Northwest Community Wednesday, September 12, 2018 Written by

When Karyna Goldsmith joined the Thursday Market in the South Perry District seven years ago, the weekly farmers market was fairly small and charming.

In the years since then, the farmers market took off. It added vendors, drew new crowds and otherwise picked up steam to where it is today. Close to 60 vendors and an average of 2,000 shoppers show up each week.

But for Goldsmith, the market director, the goal has never really been about the growth.

“It’s grown immensely, but now I think we want to grow in a real mindful way and maintain our focus on our mission of benefitting the farmers and the community,” she says. “We aren’t trying to take over the world, but we are trying to do bigger and better things for our community.”

For the Thursday Market, that’s meant a few different things. For starters, the farmers market strives to provide fresh, healthy, locally grown food and locally crafted products. Not only does it serve Spokane’s South Perry neighborhood, but also the larger Spokane community. It’s held from 3 p.m. to 7 p.m. every Thursday in a parking lot at 924 South Perry Street. The market is open from early May to late October, making it the longest-running seasonal market in Spokane. Goldsmith says the location sits between a more affluent part of town and one that’s on the cusp of poverty.

The result is just one component behind the market’s singularity.

“You get a neat mix of cultures that is really authentic to what the community is all about,” Goldsmith says. “The market is really housed in the community, and that creates some of the ambiance and experience that you see in more urban areas like Seattle that have had these markets for decades.”

The market’s mix of vendors makes it unique as well. Of the 60 or so vendors, about 75 percent of them are farmers from around the area. The current lineup includes places like:

  • Ace of Spades Farm in Spokane
  • Elithorp Farm in Deer Park, Washington,
  • and Aichele Farms in Stanfield, Oregon.

The market tips heavily toward farmers. But some prepared food vendors — Brunchkin and Hierophant Meadery, for example — and a few arts and crafts purveyors fill out the ranks. The market hosts live music every week, too.

“Everyone produces the food or crafts themselves to sell,” Goldsmith says. “There are no third parties whatsoever.”

The variety of vendors and the unique space that the farmers market calls home help give the whole scene a signature feel.

“It’s a small parking lot, not a big street or a park,” Goldsmith says, “so we all have to get to know each other and get together and just fit in the space we have, so a close community is created.”

In addition to making fresh and local produce available to the community, the Thursday Market also makes education and food access part of its mission. The Kids Eating Right Nutrition and Exercise for Life program not only teaches youngsters about nutrition and healthy food, but also gives participants $2 in KERNEL Cash to spend at the market. Last year, the market did $3,500 in KERNEL Cash sales.
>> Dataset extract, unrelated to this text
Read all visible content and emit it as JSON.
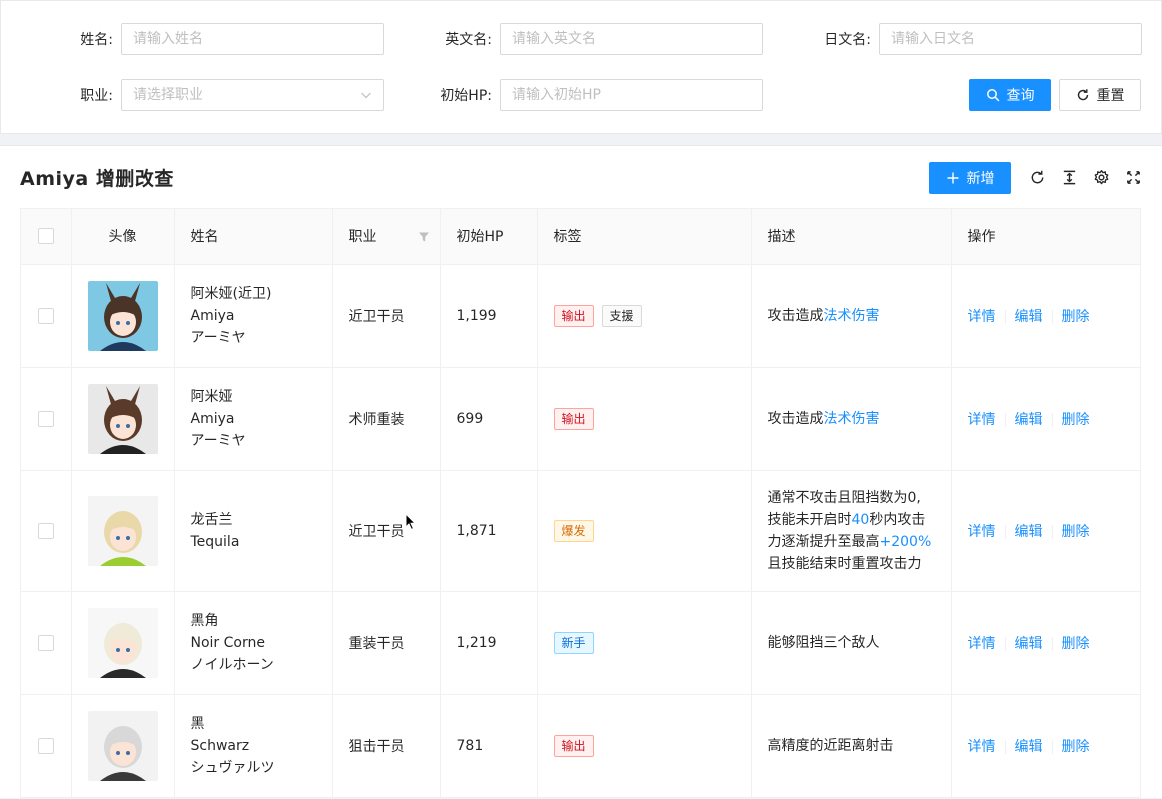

This year it’s on track to boost that by at least 15 percent, according to Goldsmith.

Similarly, the farmers market accepts food stamps. But it goes even a step beyond that. Shoppers get $2 to spend on fruits and vegetables for every $5 they spend in food stamps. One shopper on a visit this season spent $100 in food stamps and earned $40 more to spend on produce.

“I just think it’s so neat that these federal monies are going into our local economy,” Goldsmith says. “And then at the end of every market, a local food bank comes and collects any leftover food that they can use. The whole thing is just a real feel-good kind of place.”

The Thursday Market runs from 3 to 7 p.m. every Thursday from May 3 through October 25 at 924 South Perry Street in Spokane. For more information, visit www.thursdaymarket.org.

Read our 8 Tips for Shopping at Farmers Markets